Assignment: Could you find every line in the entries below that holds the word "mins" and copy it?

====== Records supplied

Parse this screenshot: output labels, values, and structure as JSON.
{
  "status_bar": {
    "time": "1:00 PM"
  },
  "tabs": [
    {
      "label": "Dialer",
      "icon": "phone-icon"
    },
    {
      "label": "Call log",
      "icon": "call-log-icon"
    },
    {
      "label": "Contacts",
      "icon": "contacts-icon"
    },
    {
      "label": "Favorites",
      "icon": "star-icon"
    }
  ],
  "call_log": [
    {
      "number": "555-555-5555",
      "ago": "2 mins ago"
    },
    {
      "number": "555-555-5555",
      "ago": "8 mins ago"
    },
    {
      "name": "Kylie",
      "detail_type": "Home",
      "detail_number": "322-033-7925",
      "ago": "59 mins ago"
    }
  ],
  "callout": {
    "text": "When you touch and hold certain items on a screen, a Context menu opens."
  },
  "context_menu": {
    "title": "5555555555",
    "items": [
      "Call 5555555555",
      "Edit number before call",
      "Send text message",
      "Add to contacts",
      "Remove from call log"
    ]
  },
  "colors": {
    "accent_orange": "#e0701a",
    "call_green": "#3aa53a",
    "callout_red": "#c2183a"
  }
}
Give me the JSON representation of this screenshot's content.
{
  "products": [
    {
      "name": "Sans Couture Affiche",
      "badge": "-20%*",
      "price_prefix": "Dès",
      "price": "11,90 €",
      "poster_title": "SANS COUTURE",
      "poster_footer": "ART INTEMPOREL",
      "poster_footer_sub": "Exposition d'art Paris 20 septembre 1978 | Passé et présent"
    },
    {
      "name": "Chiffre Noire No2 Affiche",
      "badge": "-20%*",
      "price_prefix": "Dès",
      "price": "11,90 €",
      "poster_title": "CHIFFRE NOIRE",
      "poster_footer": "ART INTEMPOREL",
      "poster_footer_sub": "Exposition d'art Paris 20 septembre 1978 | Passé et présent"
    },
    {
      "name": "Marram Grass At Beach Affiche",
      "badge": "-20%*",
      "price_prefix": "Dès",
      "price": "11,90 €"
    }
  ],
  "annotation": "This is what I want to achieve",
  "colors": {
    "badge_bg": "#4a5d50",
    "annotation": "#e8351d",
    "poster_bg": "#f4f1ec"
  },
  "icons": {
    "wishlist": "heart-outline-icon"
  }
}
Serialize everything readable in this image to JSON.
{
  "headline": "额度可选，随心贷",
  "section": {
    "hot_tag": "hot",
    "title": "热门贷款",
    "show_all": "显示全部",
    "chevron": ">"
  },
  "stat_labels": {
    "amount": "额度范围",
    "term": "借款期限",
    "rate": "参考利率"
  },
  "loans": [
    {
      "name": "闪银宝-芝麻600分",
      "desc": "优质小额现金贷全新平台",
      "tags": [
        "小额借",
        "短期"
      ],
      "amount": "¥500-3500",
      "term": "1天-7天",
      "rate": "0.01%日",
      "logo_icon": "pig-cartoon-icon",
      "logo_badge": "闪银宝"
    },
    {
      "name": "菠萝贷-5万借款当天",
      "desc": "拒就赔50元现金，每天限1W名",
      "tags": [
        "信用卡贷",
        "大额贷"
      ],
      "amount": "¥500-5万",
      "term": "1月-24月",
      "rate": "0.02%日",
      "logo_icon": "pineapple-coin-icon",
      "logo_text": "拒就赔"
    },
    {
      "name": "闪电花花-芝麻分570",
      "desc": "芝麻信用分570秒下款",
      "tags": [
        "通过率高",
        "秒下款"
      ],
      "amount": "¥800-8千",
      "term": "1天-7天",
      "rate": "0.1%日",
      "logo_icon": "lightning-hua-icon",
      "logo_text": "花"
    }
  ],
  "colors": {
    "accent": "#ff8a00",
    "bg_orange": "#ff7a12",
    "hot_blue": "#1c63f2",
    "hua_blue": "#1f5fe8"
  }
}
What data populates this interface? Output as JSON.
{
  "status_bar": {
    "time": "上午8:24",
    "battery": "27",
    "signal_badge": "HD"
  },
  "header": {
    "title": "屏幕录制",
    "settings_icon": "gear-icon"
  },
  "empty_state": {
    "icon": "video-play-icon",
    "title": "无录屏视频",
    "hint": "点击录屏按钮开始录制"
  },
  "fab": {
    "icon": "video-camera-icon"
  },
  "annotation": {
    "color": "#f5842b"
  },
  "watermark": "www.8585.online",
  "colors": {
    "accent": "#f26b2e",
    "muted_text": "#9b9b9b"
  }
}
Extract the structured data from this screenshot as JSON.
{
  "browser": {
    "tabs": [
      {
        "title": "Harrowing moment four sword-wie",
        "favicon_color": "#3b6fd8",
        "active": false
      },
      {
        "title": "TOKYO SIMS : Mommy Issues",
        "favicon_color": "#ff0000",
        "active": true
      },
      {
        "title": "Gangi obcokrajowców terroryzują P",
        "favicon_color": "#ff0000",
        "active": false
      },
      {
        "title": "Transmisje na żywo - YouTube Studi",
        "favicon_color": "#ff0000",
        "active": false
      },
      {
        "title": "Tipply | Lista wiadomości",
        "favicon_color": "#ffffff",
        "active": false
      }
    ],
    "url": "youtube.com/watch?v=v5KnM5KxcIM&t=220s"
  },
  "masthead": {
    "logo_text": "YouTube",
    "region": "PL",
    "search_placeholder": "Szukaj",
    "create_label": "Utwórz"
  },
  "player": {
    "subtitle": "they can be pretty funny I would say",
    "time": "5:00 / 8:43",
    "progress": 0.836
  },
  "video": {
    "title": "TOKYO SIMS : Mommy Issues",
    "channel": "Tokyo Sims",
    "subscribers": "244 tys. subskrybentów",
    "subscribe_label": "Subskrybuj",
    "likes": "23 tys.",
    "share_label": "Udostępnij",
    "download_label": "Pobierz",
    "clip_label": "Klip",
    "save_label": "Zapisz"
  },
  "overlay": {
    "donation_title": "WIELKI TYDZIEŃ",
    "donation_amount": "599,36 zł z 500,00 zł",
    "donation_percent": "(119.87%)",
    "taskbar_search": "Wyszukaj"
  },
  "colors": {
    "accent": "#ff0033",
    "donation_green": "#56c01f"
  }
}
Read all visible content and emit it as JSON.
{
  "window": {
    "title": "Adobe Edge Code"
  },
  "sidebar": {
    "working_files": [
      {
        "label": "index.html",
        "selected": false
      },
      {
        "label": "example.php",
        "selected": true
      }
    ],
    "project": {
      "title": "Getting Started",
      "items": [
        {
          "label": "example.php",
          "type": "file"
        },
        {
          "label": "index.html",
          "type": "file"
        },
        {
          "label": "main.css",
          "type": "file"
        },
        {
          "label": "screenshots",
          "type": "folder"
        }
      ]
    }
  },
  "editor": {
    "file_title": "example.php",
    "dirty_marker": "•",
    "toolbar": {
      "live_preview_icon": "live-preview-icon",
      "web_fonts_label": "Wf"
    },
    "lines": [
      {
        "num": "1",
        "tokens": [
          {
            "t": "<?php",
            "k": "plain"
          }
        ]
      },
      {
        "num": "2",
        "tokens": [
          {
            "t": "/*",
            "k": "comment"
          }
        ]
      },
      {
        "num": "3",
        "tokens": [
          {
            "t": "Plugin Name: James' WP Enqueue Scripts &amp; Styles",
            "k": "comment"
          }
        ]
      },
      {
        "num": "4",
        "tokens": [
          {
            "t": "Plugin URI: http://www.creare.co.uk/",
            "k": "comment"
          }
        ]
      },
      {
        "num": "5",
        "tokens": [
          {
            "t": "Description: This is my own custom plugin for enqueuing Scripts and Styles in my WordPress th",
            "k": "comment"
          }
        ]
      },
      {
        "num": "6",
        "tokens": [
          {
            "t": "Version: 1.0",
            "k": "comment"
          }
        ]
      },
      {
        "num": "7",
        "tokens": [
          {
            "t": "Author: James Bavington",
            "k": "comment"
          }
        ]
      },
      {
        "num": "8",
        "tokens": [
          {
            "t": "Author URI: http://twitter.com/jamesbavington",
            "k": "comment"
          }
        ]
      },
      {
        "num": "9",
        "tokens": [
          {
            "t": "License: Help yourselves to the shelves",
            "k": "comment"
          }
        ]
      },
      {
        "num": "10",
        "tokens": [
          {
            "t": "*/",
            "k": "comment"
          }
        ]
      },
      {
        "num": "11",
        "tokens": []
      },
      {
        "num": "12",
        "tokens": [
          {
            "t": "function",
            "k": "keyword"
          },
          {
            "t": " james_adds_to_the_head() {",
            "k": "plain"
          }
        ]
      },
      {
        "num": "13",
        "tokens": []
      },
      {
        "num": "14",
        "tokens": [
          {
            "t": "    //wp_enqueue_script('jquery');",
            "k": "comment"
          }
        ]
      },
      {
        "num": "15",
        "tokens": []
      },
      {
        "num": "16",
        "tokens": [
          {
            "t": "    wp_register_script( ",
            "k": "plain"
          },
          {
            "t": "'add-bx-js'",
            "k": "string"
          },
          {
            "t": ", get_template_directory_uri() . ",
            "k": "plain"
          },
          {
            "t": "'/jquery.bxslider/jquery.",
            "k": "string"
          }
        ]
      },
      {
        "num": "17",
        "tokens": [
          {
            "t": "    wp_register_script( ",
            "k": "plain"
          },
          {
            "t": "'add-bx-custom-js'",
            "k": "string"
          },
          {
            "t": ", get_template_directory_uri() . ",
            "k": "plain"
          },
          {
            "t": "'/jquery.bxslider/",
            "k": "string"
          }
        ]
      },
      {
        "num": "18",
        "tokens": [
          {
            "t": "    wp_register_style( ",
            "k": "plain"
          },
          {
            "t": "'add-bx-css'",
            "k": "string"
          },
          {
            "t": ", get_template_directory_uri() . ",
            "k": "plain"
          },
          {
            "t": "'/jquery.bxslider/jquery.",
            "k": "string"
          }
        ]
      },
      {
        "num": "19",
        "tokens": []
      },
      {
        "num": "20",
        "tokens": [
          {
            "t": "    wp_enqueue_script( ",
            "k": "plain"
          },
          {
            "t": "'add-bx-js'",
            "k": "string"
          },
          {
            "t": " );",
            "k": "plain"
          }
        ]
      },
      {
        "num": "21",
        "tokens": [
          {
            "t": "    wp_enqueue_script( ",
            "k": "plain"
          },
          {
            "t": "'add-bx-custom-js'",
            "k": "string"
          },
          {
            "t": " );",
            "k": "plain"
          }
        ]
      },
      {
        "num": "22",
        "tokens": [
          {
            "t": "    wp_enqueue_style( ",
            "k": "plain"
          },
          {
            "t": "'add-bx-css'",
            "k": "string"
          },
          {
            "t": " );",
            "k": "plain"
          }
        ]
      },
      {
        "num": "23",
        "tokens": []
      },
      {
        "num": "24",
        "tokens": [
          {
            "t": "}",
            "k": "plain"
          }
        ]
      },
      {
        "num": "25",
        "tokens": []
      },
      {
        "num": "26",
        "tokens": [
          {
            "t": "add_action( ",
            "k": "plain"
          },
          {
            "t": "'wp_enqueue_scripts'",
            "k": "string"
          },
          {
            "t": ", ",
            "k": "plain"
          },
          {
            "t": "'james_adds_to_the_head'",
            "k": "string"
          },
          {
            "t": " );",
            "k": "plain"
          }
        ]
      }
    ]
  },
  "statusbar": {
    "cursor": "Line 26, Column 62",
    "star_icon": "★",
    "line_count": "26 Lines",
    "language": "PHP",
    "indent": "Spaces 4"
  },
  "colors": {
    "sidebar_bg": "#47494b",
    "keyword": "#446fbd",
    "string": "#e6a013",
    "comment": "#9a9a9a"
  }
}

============

Answer space:
      "ago": "2 mins ago"
      "ago": "8 mins ago"
      "ago": "59 mins ago"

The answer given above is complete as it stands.